I may be (for which feel free to read “am”) preparing to miss the deadline for the Knit the Classics, but I am well in time for the bagalong. Here is the Origami Bag.

I was concerned that this would turn out to be more of a concept than a usable bag, but that is not the case. Piled above the bag you can see all the stuff I am carrying in it.

I made this from directions here. After my experience with the origami wallet, I was tempted to add batting, or interfacing or something, but the instructions seemed so certain that I decide to try them before altering anything. They were excellent, and the bag is perfect with the multiple layers of fabric and no further stabilizer.

That doesn’t mean that I didn’t fool around with it at all, of course. It was designed with a drawstring, which would have been sweet and informal.
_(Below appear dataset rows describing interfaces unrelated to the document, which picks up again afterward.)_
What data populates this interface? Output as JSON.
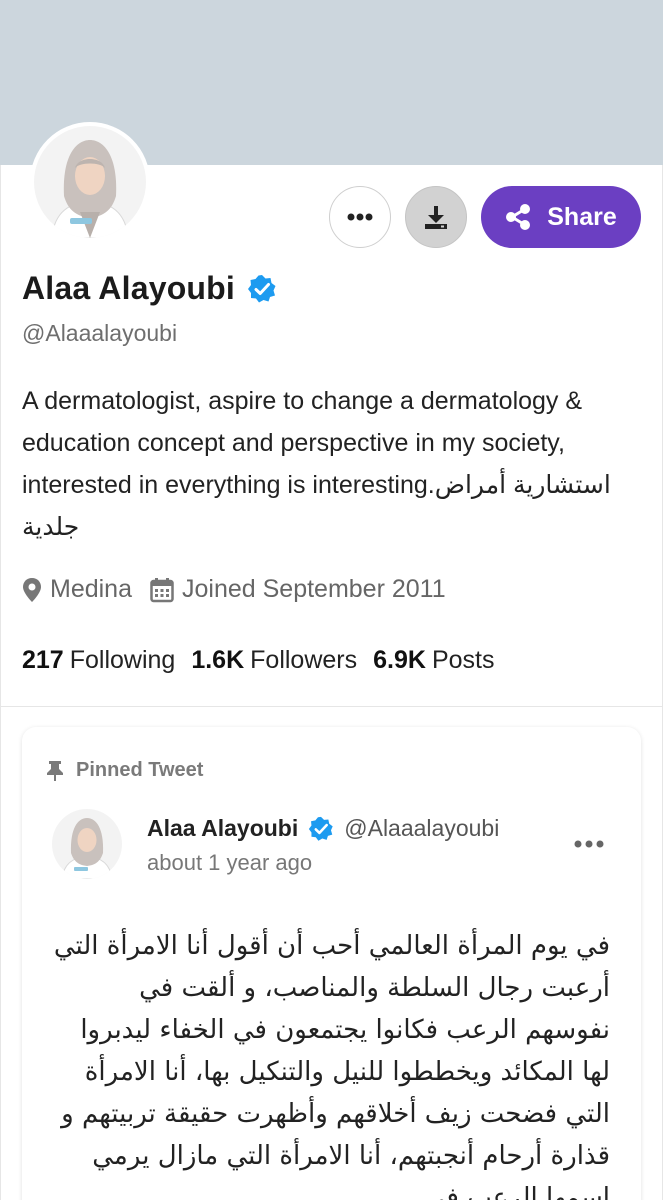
{
  "profile": {
    "name": "Alaa Alayoubi",
    "handle": "@Alaaalayoubi",
    "verified": true,
    "bio_en": "A dermatologist, aspire to change a dermatology & education concept and perspective in my society, interested in everything is interesting.",
    "bio_ar": "استشارية أمراض جلدية",
    "location": "Medina",
    "joined": "Joined September 2011"
  },
  "stats": {
    "following_count": "217",
    "following_label": "Following",
    "followers_count": "1.6K",
    "followers_label": "Followers",
    "posts_count": "6.9K",
    "posts_label": "Posts"
  },
  "actions": {
    "share_label": "Share",
    "more_icon": "more-horizontal-icon",
    "download_icon": "download-icon",
    "share_icon": "share-icon"
  },
  "pinned_tweet": {
    "label": "Pinned Tweet",
    "author_name": "Alaa Alayoubi",
    "author_handle": "@Alaaalayoubi",
    "time": "about 1 year ago",
    "text": "في يوم المرأة العالمي أحب أن أقول أنا الامرأة التي أرعبت رجال السلطة والمناصب، و ألقت في نفوسهم الرعب فكانوا يجتمعون في الخفاء ليدبروا لها المكائد ويخططوا للنيل والتنكيل بها، أنا الامرأة التي فضحت زيف أخلاقهم وأظهرت حقيقة تربيتهم و قذارة أرحام أنجبتهم، أنا الامرأة التي مازال يرمي اسمها الرعب في"
  },
  "colors": {
    "banner": "#ccd6dd",
    "accent": "#6b3fc2",
    "verified": "#1d9bf0"
  }
}
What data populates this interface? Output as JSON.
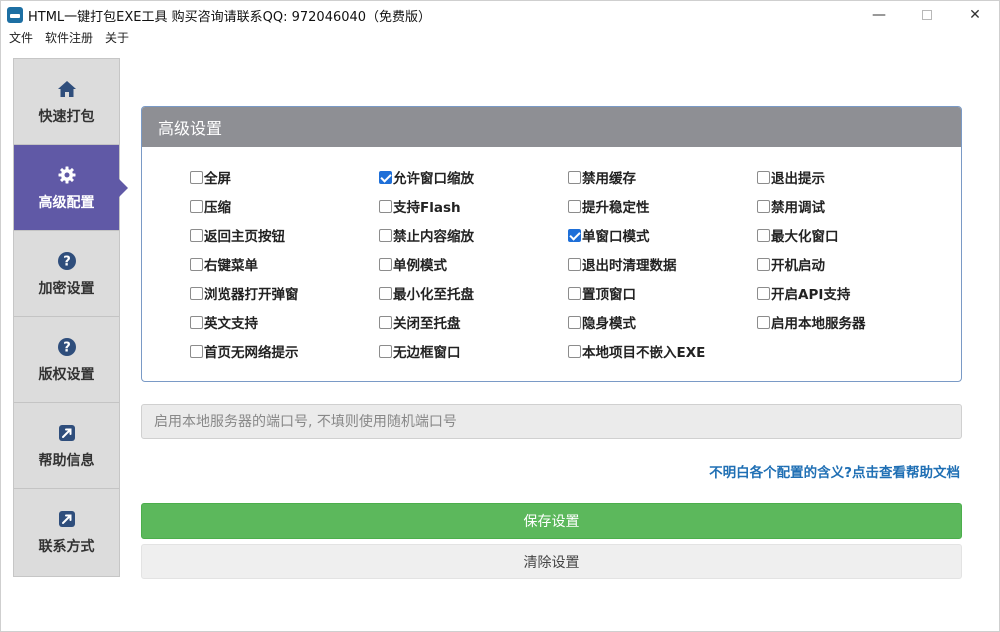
{
  "window": {
    "title": "HTML一键打包EXE工具 购买咨询请联系QQ: 972046040（免费版）",
    "controls": {
      "minimize": "—",
      "close": "✕"
    }
  },
  "menu": [
    "文件",
    "软件注册",
    "关于"
  ],
  "sidebar": {
    "items": [
      {
        "label": "快速打包",
        "icon": "home-icon",
        "active": false
      },
      {
        "label": "高级配置",
        "icon": "gear-icon",
        "active": true
      },
      {
        "label": "加密设置",
        "icon": "question-circle-icon",
        "active": false
      },
      {
        "label": "版权设置",
        "icon": "question-circle-icon",
        "active": false
      },
      {
        "label": "帮助信息",
        "icon": "external-link-icon",
        "active": false
      },
      {
        "label": "联系方式",
        "icon": "external-link-icon",
        "active": false
      }
    ]
  },
  "panel": {
    "title": "高级设置",
    "columns": [
      [
        {
          "label": "全屏",
          "checked": false
        },
        {
          "label": "压缩",
          "checked": false
        },
        {
          "label": "返回主页按钮",
          "checked": false
        },
        {
          "label": "右键菜单",
          "checked": false
        },
        {
          "label": "浏览器打开弹窗",
          "checked": false
        },
        {
          "label": "英文支持",
          "checked": false
        },
        {
          "label": "首页无网络提示",
          "checked": false
        }
      ],
      [
        {
          "label": "允许窗口缩放",
          "checked": true
        },
        {
          "label": "支持Flash",
          "checked": false
        },
        {
          "label": "禁止内容缩放",
          "checked": false
        },
        {
          "label": "单例模式",
          "checked": false
        },
        {
          "label": "最小化至托盘",
          "checked": false
        },
        {
          "label": "关闭至托盘",
          "checked": false
        },
        {
          "label": "无边框窗口",
          "checked": false
        }
      ],
      [
        {
          "label": "禁用缓存",
          "checked": false
        },
        {
          "label": "提升稳定性",
          "checked": false
        },
        {
          "label": "单窗口模式",
          "checked": true
        },
        {
          "label": "退出时清理数据",
          "checked": false
        },
        {
          "label": "置顶窗口",
          "checked": false
        },
        {
          "label": "隐身模式",
          "checked": false
        },
        {
          "label": "本地项目不嵌入EXE",
          "checked": false
        }
      ],
      [
        {
          "label": "退出提示",
          "checked": false
        },
        {
          "label": "禁用调试",
          "checked": false
        },
        {
          "label": "最大化窗口",
          "checked": false
        },
        {
          "label": "开机启动",
          "checked": false
        },
        {
          "label": "开启API支持",
          "checked": false
        },
        {
          "label": "启用本地服务器",
          "checked": false
        }
      ]
    ]
  },
  "port": {
    "value": "",
    "placeholder": "启用本地服务器的端口号, 不填则使用随机端口号"
  },
  "help_link": "不明白各个配置的含义?点击查看帮助文档",
  "buttons": {
    "save": "保存设置",
    "clear": "清除设置"
  },
  "colors": {
    "accent": "#6059a6",
    "save": "#5cb85c",
    "link": "#1f6fb4",
    "panel_header": "#8e8f94"
  }
}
However, a friend of mine had recently shown me her gorgeous custom-made purse from a well-known designer, which had a handle of thick twisted cord, and I decided to copy that. This handle also allowed me to maintain the angular shape of the bag. After searching a bit for a suitable cord, I found a curtain tieback which worked perfectly. I used a couple of thinner cords to outline the bag and anchor the handle.

This bag would benefit from accurate measurement, cutting, folding, and stitching. This has nothing to do with me, of course; I mention it only in an effort to be informative. The origami part of the bag is the fact that it is made from a single lined square, with no further cutting.

In order to fully appreciate the bag, you have to see all the pockets. There is a center section for large things like your checkbook or billfold. There are two outside pockets, one on each side. I closed one with the same pearl beads and rouleau loops I used on the origami wallet (left over from my daughter’s wedding gown), and left the other open to show the pink linen lining.

Each outside pocket has a little inside pocket for small things, too.

This was the only part of the instructions that I found a little confusing. It says “Sew closed” at a point at which you have about eight things you could conceivably sew closed. Sewing the outermost fold closed gives you the little inside pocket in the picture on the right.

On the other side, I left that fold partially unsewn, to make a special spot for my origami wallet.

Since the wallet is made of the same fabric as the bag, it is essentially invisible in this picture. But I tried.

You can make this bag with any square of cloth — the directions suggest using napkins (in Hamburger-a-go-go-land, that is a thing we use at table to clean our hands, not the thing we put on babies’ bottoms). I used scraps, so my only cost was the cords, which — even using the ready-made curtain tieback (which gave me a much quicker and snazzier handle than what I had been planning) — came in under $4. The custom purse I mentioned above costs just under $300. Not the same thing, I realize, but it’s worth mentioning.

My adventures in origami have been successful. So I am now ready for a new, mad craft adventure.

Fortunately, I have these in my back yard.

These are the pallets from which The Princess and I unloaded 900 pounds of math manipulatives.

And fortunately, the wonderful KaliMama sent me this:

Namely, directions for making this clever chaise longue from a pallet.

Now, there have been questions regarding my fitness to make furniture from pallets. I draw your attention to the bench upon which the origami bag is sitting. I made that.

I did use my special furniture-building method. The first step is to take the plans for the thing to the lumber store and have someone help me find and cut everything. Step two is for me to round up some of my husband’s tools and start in, with verve and dash, following the directions to the best of my ability. Step three is for someone, provoked beyond endurance by my incompetence and lack of accuracy, to take the tools away from me and finish the furniture. Step four is for me to paint the item (and I especially like the stenciling on that bench. I did a table to match).

It is my belief that, if I were ever allowed to complete a piece of furniture, I would succeed. Verve and dash can make up for a lot of inaccuracy and incompetence.  I am also quite good at reading directions, and armored with lots of self-confidence and can-do spirit.

So this is the plan for the weekend.

My husband and #1 son will take apart several of the pallets. #2 son already helped dig the garden, as you can see. Now the guys will use some of the pallets to edge the garden, and add composted manure and whatnot.

The plants for the garden are sharing the bench with  the origami bag and the container of torenia at the moment. There are also some seeds. So once the garden is all ready, we will plant these vegetables.

Meanwhile, I will build a couple of chaises longues from the remaining pallets. Knitting will also take place. And baking for the church bake sale and Mission Fair.

That sounds like fun, doesn’t it?